Normally that is the case, especially with backward verbs like gustar where música italiana appears to be the subject.
However, upon closer inspection, the subject is technically escuchar música italiana---and música is the object of a preposition (an implied one, listening to), where the rule regarding definite articles for generalities is actually the opposite.
This is almost identical to the one just before where it marked my answer wrong because I did not put the 'la' before 'musica', then I had a info page come up to tell me why 'la' was required. Next one it is not required. There must be a rule that I am missing, your explanation above would seem to fit both.
There are regional differences with verb jugar. In some Spanish dialects jugar takes almost always 'al' or 'a la' when referring to practising sports. In some dialects they are left out like "jugar fútbol". Duolingo seems to prefer "jugar + a + definite article" so I would say in this particular case the jugar verb is special.
In this case, the 'le' means to him. the literal translation of gustar is "to be pleasing". By putting le in there, we make it "is pleasing to him", but in English, we equate it to "to like". Without the le, the sentence would translate to "My grandfather is pleasing to listen to Italian music." This gets extremely awkward when the sentence is "My grandfather likes kids." and it is translated wrong. "A mi abuelo gusta los niños" translates to (roughly) "My grandfather is pleasing the kids." (The silly examples are what helped me to remember this stuff even years later.) I hope this helps!
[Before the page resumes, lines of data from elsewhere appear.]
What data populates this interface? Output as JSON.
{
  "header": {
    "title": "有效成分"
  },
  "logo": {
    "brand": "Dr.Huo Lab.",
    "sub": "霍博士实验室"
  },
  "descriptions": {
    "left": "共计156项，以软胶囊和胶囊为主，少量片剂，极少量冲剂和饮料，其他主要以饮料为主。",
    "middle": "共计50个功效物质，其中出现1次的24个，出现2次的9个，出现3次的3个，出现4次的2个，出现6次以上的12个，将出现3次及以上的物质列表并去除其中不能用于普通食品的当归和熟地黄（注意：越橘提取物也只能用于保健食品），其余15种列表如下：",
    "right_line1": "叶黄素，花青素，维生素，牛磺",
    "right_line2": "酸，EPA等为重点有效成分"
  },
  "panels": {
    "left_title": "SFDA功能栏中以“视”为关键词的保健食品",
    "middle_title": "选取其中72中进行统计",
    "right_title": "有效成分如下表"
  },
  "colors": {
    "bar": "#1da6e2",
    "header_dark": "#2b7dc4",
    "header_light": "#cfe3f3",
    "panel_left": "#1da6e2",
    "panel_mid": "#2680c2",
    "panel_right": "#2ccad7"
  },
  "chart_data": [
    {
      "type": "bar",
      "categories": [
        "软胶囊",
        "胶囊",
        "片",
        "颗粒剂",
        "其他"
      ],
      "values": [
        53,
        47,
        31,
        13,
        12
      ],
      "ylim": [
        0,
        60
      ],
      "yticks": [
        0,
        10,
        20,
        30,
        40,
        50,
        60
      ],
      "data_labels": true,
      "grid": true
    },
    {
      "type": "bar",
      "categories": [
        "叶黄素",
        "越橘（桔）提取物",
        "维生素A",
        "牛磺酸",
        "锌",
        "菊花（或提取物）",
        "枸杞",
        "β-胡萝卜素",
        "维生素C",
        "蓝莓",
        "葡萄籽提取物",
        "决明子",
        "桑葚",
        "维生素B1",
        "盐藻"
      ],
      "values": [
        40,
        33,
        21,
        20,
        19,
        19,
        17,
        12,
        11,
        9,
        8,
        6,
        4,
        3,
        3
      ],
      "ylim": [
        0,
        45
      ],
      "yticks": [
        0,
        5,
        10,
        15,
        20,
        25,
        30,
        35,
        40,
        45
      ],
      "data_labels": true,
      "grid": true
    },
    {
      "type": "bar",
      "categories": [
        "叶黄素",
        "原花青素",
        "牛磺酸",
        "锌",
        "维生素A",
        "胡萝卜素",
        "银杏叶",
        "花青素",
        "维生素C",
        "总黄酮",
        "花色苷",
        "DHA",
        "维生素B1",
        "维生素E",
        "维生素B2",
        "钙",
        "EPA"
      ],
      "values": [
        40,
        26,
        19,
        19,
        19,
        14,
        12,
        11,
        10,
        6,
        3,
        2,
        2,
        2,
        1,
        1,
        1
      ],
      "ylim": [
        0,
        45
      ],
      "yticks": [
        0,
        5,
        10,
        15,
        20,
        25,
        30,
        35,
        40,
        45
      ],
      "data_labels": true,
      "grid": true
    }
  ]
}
A few other verbs that require the (me, te, le, nos, les) are: faltar, encantar, importar, hacer falta, parecer, picar. You can look up the definitions of any of the words you do not know.
Source: I studied Spanish in school for ~10 years.
Fantastic explanation, I think I will be able to memorize it from now on. Btw, could you also tell why we put 'A' at the beginning? I was going through the directory when suddenly an A is given at the beginning of such sentences and I fail to grasp the concept when it is needed and when the subject of the sentence can go without an 'A' at the beginning.
The a at the beginning clarifies who likes it. It's used mostly with le (and les) because le just by itself could mean he/she/it or even you as in usted. For example, a él le gusta means "he likes it."
It also appears redundantly with me/te/nos as a mí /ti/nosotros for emphasis, usually in response to a question.
hope it helps https://studyspanish.com/grammar/lessons/gustar short: ''Le gusta la silla. It is impossible to tell whether this means: He likes the chair. She likes the chair. You (usted) like the chair. For purposes of clarification, the sentence will often begin with a prepositional phrase that clarifies just who the IO pronoun refers to. A él le gusta la silla. He likes the chair. A Juan le gusta la silla. John likes the chair. As you can see, by adding a prepositional phrase, we remove the ambiguity of the “le” form. You can also use a prepositional phrase to add emphasis, even if there is no ambiguity. A Juan le gusta el café. John likes coffee. A mí me gusta el té. I like tea. In the first example, “a Juan” clarifies the ambiguous pronoun “le.” In the second example, there is no ambiguity. “Me gusta el té” can only mean “I like tea.” In this case, “a mí” adds emphasis, drawing attention to the fact that tea is what I like (as contrasted with what Juan likes).'' quote
No, 'a' has no effect on the meaning. It's required because you're actually saying 'To my grandfather listening to music is pleasing', so you need to include 'a' as the translation of 'to'. The verb similar to 'gustar' which is usually translated 'to love' is 'encantar'.